**LISTED RECORDS:**
....
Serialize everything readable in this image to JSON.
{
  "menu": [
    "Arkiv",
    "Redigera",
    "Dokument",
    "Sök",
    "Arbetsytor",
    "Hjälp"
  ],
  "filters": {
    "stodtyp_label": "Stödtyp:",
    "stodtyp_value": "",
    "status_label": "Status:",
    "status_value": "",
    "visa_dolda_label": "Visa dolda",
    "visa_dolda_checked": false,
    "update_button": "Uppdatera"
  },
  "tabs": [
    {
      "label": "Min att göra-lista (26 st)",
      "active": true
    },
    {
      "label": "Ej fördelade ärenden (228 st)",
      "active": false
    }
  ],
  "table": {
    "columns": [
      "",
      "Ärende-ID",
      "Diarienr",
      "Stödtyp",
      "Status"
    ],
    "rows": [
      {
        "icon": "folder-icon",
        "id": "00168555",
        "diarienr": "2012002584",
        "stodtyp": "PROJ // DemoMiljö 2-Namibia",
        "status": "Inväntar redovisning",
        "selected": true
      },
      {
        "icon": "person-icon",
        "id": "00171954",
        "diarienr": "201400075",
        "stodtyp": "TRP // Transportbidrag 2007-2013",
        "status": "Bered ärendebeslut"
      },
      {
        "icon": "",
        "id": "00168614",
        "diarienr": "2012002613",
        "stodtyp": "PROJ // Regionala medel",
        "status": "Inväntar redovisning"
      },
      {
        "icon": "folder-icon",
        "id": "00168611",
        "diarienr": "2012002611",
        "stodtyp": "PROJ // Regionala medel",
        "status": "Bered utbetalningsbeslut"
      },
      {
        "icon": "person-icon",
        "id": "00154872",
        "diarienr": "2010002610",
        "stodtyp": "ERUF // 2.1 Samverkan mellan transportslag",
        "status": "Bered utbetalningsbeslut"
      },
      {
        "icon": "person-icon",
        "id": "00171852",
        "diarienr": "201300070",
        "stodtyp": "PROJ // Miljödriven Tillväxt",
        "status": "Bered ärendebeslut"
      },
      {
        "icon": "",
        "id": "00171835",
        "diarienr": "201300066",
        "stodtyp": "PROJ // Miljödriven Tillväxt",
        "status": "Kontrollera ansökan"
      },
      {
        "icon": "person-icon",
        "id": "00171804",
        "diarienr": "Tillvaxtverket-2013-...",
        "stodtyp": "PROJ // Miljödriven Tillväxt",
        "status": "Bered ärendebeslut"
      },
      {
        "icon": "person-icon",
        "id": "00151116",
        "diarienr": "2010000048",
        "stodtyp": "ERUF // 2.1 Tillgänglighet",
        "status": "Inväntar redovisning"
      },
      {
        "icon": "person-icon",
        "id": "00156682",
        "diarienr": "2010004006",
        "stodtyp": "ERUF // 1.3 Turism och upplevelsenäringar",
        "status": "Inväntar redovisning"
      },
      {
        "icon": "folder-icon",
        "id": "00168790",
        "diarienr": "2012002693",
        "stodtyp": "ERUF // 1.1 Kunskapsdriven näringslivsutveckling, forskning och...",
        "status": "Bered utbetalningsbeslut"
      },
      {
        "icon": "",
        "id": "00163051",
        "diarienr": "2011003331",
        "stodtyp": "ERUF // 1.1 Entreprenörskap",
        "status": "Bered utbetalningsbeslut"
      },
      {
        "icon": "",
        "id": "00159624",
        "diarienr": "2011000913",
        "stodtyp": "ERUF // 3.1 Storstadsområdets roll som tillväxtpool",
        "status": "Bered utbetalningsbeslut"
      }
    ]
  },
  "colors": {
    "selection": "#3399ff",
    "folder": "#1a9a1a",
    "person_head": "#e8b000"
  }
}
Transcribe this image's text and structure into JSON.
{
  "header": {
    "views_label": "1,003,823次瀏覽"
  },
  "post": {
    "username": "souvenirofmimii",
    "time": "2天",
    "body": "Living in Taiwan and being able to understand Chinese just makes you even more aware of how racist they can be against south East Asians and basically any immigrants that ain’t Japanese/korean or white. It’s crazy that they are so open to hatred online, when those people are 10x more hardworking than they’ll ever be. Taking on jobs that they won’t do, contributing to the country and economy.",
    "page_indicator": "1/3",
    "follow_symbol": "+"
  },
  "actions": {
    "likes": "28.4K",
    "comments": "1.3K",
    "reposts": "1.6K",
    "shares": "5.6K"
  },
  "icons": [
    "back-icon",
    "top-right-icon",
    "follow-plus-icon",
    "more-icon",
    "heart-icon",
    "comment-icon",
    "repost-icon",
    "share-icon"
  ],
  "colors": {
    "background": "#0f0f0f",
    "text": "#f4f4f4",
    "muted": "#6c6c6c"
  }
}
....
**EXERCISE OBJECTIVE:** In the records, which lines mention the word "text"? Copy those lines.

**SOLUTION FOR THIS TASK:**
Transcribe this image's text and structure into JSON.
    "text": "#f4f4f4",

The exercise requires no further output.